- Pottery and Porcelain
- Buddhist Altars and Accessories
- Miscellaneous Crafts
- Craft Materials
How and why the craft of stone working developed so early and has continued with such vigor to this day in Japan remains unanswered. There is evidence that this craft accompanied Buddhism from Korea in the middle 6th century, and it is likely, though not documented, that stonework in the Izumo area dates from this early time. Stonework in Kyoto probably started in the late 8th century, mainly as foundations for temples and palaces, stone lanterns for temples, religious images, pagodas, and the like. Not only did Kyoto have the market for stone objects with the imperial palace and the court, but there were excellent granite deposits outside the city. In later centuries, the sensitivity to stone as a substance extended to "natural" stone settings in gardens, both wet and dry. Perhaps because the country is so mountainous and rocky, the Japanese have a keen feeling for stone and for statements only stone can make, whether worked or left alone.

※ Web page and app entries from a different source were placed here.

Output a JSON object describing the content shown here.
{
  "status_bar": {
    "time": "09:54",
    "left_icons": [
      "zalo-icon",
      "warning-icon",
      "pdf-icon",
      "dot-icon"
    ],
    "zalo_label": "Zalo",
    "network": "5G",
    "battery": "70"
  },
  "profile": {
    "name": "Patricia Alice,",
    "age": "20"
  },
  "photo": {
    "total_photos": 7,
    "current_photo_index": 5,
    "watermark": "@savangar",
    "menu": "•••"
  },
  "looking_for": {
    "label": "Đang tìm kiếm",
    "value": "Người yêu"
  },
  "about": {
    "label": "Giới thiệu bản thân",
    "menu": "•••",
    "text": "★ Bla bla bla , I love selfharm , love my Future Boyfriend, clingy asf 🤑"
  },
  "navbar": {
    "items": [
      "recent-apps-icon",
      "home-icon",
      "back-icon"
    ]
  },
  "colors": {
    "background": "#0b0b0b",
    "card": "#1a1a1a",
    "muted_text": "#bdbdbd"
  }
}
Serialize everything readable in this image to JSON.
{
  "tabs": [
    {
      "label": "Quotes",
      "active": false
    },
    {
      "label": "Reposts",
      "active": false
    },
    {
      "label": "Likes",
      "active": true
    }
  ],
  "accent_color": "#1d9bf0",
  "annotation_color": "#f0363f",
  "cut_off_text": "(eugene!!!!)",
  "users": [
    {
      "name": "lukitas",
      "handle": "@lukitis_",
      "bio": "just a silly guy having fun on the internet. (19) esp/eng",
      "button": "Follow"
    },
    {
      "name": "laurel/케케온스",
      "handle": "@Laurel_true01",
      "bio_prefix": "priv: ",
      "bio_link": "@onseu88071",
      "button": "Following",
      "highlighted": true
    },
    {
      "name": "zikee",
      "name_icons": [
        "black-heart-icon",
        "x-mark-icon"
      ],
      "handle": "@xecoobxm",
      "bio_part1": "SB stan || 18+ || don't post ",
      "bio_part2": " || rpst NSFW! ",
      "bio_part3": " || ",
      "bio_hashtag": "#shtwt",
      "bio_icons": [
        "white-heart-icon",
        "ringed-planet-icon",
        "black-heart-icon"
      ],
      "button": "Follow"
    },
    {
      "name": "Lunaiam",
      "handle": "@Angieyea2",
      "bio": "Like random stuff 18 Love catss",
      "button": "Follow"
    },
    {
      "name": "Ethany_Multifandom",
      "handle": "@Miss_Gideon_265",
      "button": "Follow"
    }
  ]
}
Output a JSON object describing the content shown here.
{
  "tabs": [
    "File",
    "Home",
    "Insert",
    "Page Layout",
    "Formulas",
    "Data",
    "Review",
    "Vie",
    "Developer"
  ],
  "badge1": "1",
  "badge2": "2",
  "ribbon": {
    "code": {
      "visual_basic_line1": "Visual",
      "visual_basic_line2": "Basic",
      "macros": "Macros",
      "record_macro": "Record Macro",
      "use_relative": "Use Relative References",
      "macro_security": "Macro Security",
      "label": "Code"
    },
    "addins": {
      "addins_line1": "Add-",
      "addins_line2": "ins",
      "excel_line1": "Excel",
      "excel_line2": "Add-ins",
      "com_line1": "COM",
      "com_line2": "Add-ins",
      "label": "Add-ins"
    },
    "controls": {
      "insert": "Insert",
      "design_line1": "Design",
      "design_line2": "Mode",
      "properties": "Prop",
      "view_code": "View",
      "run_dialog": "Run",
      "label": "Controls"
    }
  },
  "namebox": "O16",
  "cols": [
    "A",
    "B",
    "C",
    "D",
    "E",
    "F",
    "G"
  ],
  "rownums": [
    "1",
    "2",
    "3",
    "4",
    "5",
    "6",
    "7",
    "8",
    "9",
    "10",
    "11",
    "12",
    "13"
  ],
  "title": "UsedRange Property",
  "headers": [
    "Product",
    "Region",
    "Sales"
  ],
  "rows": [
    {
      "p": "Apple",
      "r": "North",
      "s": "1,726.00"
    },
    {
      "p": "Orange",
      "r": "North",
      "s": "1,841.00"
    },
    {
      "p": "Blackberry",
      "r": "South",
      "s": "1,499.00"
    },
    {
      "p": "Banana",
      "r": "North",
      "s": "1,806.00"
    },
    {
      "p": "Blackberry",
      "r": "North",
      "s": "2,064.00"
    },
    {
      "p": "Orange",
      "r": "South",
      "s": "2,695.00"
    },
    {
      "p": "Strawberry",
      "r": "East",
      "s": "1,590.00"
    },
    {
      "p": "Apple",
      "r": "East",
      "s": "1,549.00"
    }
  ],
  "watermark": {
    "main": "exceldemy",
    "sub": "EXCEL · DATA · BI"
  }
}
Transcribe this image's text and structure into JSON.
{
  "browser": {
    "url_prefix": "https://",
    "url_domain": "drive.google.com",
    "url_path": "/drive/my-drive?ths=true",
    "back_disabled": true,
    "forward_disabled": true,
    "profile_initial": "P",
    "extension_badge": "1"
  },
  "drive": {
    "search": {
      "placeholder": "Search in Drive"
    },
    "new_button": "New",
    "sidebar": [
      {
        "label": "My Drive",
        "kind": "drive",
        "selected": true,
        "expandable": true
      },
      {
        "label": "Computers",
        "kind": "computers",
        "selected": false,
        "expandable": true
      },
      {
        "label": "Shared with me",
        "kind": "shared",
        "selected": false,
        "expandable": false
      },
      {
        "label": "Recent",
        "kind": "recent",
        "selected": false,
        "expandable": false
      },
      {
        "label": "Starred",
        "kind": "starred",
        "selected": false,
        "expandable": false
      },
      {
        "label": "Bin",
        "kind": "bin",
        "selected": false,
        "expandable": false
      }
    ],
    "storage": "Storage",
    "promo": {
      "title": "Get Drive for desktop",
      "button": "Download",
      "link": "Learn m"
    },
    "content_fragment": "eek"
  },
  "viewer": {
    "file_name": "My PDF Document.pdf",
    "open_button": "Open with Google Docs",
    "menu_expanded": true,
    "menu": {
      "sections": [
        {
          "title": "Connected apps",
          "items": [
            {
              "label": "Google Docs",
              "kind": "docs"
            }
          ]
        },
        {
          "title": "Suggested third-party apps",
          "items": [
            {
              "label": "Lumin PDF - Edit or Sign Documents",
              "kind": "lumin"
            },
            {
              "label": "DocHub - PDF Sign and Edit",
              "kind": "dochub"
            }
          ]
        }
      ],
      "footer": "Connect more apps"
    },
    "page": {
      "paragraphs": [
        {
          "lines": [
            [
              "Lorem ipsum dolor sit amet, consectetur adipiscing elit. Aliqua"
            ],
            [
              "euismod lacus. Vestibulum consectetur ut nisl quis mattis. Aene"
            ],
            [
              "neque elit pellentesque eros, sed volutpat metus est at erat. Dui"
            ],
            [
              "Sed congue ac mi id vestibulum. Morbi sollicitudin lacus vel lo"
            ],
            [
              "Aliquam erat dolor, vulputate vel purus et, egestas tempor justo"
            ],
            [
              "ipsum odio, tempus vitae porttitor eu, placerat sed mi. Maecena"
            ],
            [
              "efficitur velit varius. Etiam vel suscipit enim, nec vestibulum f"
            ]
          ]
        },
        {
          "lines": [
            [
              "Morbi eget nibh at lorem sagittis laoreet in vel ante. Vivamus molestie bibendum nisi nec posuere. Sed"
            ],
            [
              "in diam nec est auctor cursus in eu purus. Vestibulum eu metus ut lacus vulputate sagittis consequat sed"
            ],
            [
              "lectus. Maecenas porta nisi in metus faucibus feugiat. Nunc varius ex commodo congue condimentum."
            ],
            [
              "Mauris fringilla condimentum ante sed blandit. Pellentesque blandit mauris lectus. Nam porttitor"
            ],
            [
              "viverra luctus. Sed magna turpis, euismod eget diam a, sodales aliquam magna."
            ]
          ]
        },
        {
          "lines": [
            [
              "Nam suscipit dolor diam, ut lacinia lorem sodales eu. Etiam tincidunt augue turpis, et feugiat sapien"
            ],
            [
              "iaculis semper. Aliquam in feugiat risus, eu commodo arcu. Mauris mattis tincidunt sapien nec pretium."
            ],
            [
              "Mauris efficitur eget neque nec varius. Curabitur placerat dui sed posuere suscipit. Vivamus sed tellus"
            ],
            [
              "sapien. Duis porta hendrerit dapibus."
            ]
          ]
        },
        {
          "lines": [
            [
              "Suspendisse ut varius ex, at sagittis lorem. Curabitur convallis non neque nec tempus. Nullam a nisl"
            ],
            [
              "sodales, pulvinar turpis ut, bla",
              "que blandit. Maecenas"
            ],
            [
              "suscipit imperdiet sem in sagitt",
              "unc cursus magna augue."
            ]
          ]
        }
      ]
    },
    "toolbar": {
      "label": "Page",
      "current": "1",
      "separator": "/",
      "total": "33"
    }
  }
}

Today the market for stonework revolves around gravestones, but there is still a market for stone lanterns of all configurations and sizes, basins for tea houses, steps and gateposts, bridges, garden pagodas and shrines, and sculptures and figures of all kinds, both religious and secular. Part of the stone craftsman's job is to give his pieces a patina, so they do not look too crass and new and so they blend into their settings well. The tuffaceous stone of Izumo has an advantage over the dense and impenetrable granite mainly used for decorative pieces in that it is porous and quickly acts as a matrix for moss to grow.
The crystal-working craft of the town of Kofu started because of the supplies of quartz in the area. Today there is little native Japanese crystal of high quality to be found, but this mature craft in Kofu continues in the making of decorative figures and objects with imported crystal as well as semiprecious stones.
The agate craft of the village of Onyu, on Wakasa Bay, is something of a novelty in the world's stoneworking traditions. Sometime in the middle of the 18th century, a worker in precious stones discovered that when agate is subjected to heat over an extended time, the iron in the stone oxidizes and the result is a brilliant red, a color that is extremely rare in natural agate. Thus a craft was born, and today decorative objects are first formed, polished, and then given the long, slow firing that will transform the stone into its flame-red color.